leaders convinced the masses that they were forming a separate country so that
they may establish an Islamic system. So now we ask you – O editor of Jang – did
this question not come to your mind when the League leaders were claiming that
they will establish an Islamic system? Did you ask them what this system is all
about?
When Pakistan was formed, Hadrat Maulānā Shabbīr Ahmad ‛Uthmānī Sāhib
rahimahullāh, Hadrat Maulānā Zafar Ahmad Thānwī rahimahullāh, Hadrat
Maulānā Muhammad Idrīs Sāhib Kāndhlawī rahimahullāh, Hadrat Muftī

Muhammad Shafī‛ Sāhib rahimahullāh and large groups of ‛ulamā’ did their
utmost to explain what an Islamic system is, and they laid down some unanimous
principles in this regard. They explained what the foundations of an Islamic state
are, and how an Islamic constitution should be formulated.
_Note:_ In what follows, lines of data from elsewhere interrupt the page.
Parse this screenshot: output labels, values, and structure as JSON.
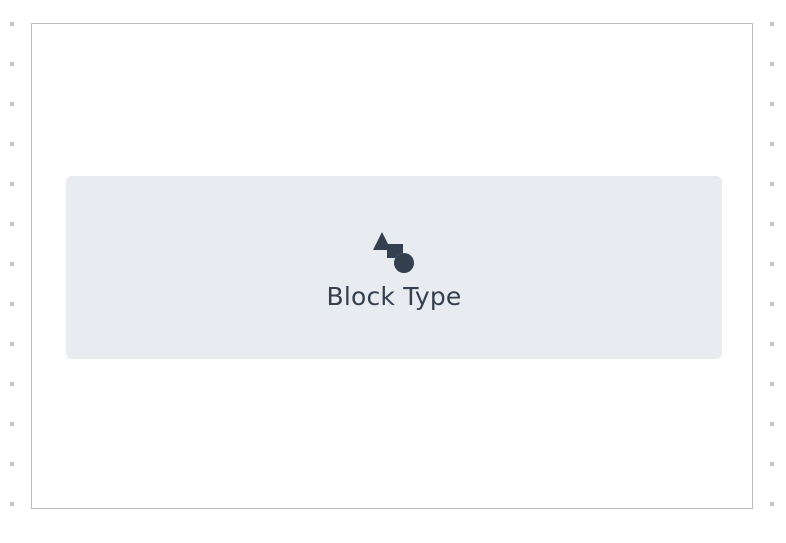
{
  "placeholder": {
    "label": "Block Type",
    "icon": "shapes-icon"
  },
  "colors": {
    "placeholder_background": "#e8ebf0",
    "text": "#344050",
    "frame_border": "#bdbdbd",
    "guide_dots": "#c4c4c4"
  }
}
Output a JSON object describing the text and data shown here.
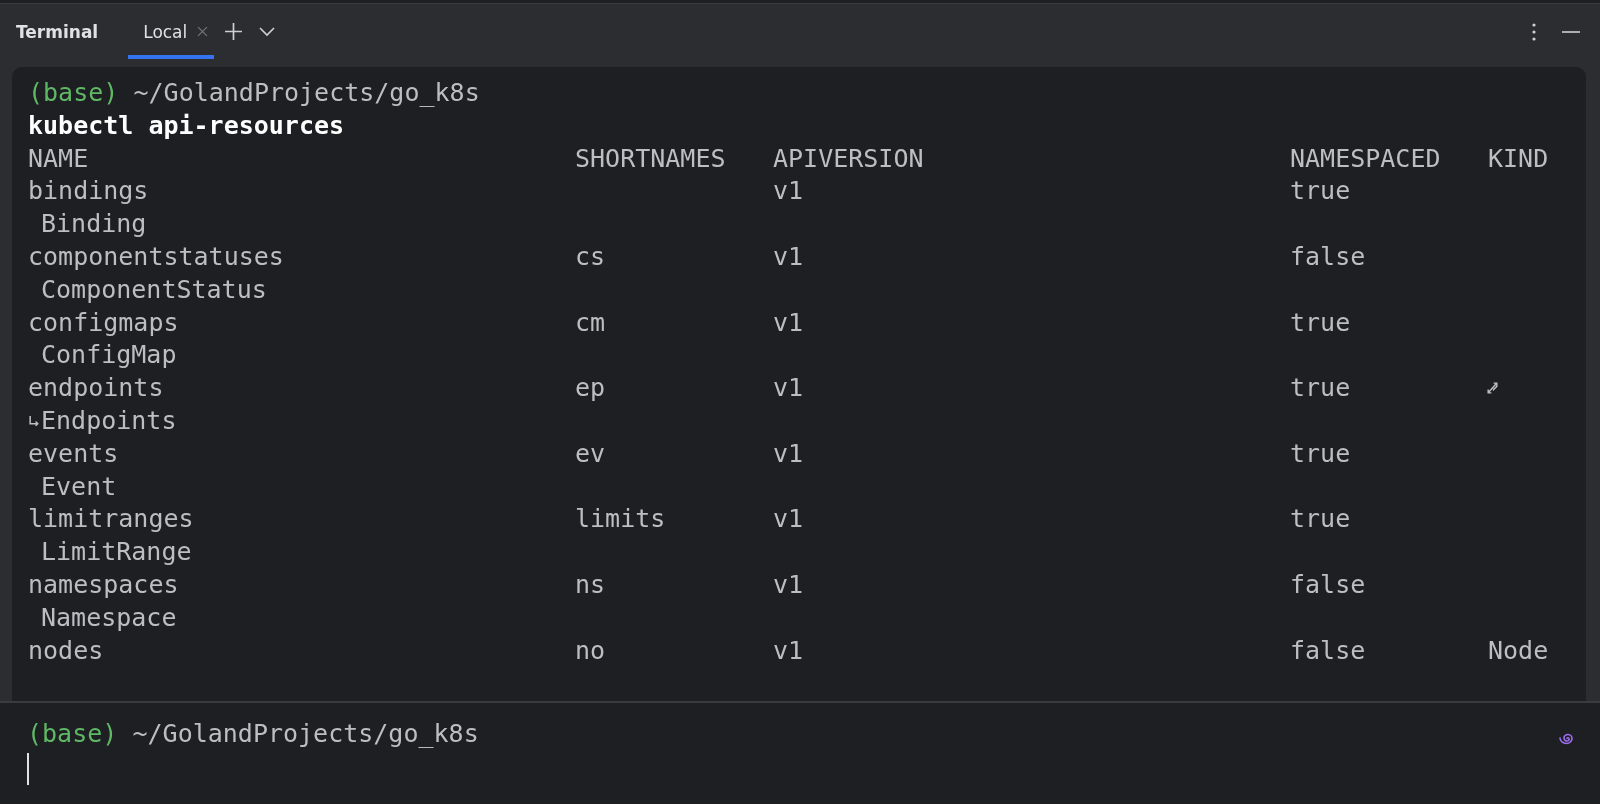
{
  "toolbar": {
    "title": "Terminal",
    "tabs": [
      {
        "label": "Local",
        "selected": true
      }
    ]
  },
  "session": {
    "prompt_env": "(base)",
    "prompt_path": "~/GolandProjects/go_k8s",
    "command": "kubectl api-resources",
    "header": [
      "NAME",
      "SHORTNAMES",
      "APIVERSION",
      "NAMESPACED",
      "KIND"
    ],
    "rows": [
      {
        "name": "bindings",
        "apiversion": "v1",
        "namespaced": "true",
        "continuation": "Binding",
        "wrap_marker": false
      },
      {
        "name": "componentstatuses",
        "shortnames": "cs",
        "apiversion": "v1",
        "namespaced": "false",
        "continuation": "ComponentStatus",
        "wrap_marker": false
      },
      {
        "name": "configmaps",
        "shortnames": "cm",
        "apiversion": "v1",
        "namespaced": "true",
        "continuation": "ConfigMap",
        "wrap_marker": false
      },
      {
        "name": "endpoints",
        "shortnames": "ep",
        "apiversion": "v1",
        "namespaced": "true",
        "continuation": "Endpoints",
        "wrap_marker": true
      },
      {
        "name": "events",
        "shortnames": "ev",
        "apiversion": "v1",
        "namespaced": "true",
        "continuation": "Event",
        "wrap_marker": false
      },
      {
        "name": "limitranges",
        "shortnames": "limits",
        "apiversion": "v1",
        "namespaced": "true",
        "continuation": "LimitRange",
        "wrap_marker": false
      },
      {
        "name": "namespaces",
        "shortnames": "ns",
        "apiversion": "v1",
        "namespaced": "false",
        "continuation": "Namespace",
        "wrap_marker": false
      },
      {
        "name": "nodes",
        "shortnames": "no",
        "apiversion": "v1",
        "namespaced": "false",
        "kind_value": "Node",
        "wrap_marker": false
      }
    ]
  },
  "prompt": {
    "env": "(base)",
    "path": "~/GolandProjects/go_k8s"
  }
}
They wrote many
books on this subject. Anyway, this was not the first time that an Islamic system
was being discussed. In the fourteen hundred year history of Islam, there were
many purely Islamic systems. All types of material sacrifices were made for the
promulgation of an Islamic system. The era of the Khulafā’ Rāshidūn is itself
before us. Then there are the Turkish laws which were explained in parts in al-
Majallāt. There was ‛Abd al-Qādir, a very senior Egyptian judge who was hanged to
death by [Jamāl] ‛Abd an-Nāsir. ‛Abd al-Qādir made a lot of effort on Islamic law,
and showed the differences between it and other laws. He showed the beauty of
Islamic law. He wrote many books in Arabic on this subject.
But these people have no contact with books, they did not study Islamic history,
they did not try to learn anything about the era of ‛Umar ibn ‛Abd al-‛Azīz
rahimahullāh; this is why they make this accusation and say that no maulwī has
explained and clarified what an Islamic system is all about. This is a recent
incident. This is why I am saying it is the duty of the ‛ulamā’ to show to him [the
editor] what ‛Umar ibn ‛Abd al-‛Azīz rahimahullāh did when the government was
given to him. All the items of comfort and luxury which belonged to the rulers
before him were distributed. Although he himself grew up in the lap of opulence,
was used to expensive clothing, always applied perfume, when he used to pass by,
the women in their homes knew he was passing by. He was brought up in
absolute pomp and luxury. He had a special walk, which was known as the ‛Umrī
walk. But when the government came into his hands, he adopted the highest level
of piety. He was sitting in a room of the Bayt al-Māl [Islamic Treasury] and doing
some administrative work, when a friend suddenly came in to visit him. He started
speaking about some personal matters, so ‛Umar ibn ‛Abd al-‛Azīz rahimahullāh
extinguished the lamp of the Bayt al-Māl and lit his own small lamp. The friend
asked: “Hadrat! Why did you do that?” He replied: “The lamp which I was using
belongs to the Bayt al-Māl. This conversation which we are having is a personal
matter, and it is not permissible for me to use the lamp of the Bayt al-Māl for
personal matters.”
This was the level of taqwā with which he ruled. Stories about his justice spread
far and wide. Many people entered the fold of Islam and this resulted in a decrease
in the tax which the dhimmīs (non-Muslims living in an Islamic state) used to pay.
One of the governors wrote to ‛Umar ibn ‛Abd al-‛Azīz rahimahullāh saying: “Many
people are embracing Islam and this is resulting in a decrease in the income of the
government.” He gave that historical reply which is worthy of being written in gold:
إن الله بعث محمد هاديا، لا جابيا
“Allāh ta‛ālā sent Muhammad sallallāhu ‛alayhi wa sallam as a guide, not as a tax
collector.”
You will find many examples like this in Islamic history. You may have read the
book, Rawā’i‛ min Hadāratinā of Doctor Mustafā Sibā‛ī. This is an excellent book
in which the author explains our civilization, the achievements of Muslim rulers,
their contributions to this world, the justice and equity which they established in
this world, the hospitals which they opened, the travellers’ lodges which they built,

the arrangements which they made for the upbringing of orphans, and so on. He
relates some captivating stories. From this, we can get an idea of the unique lives
of the caliphs, the type of work which Muslim rulers did for the ummah, and how
they established justice and equity throughout the world.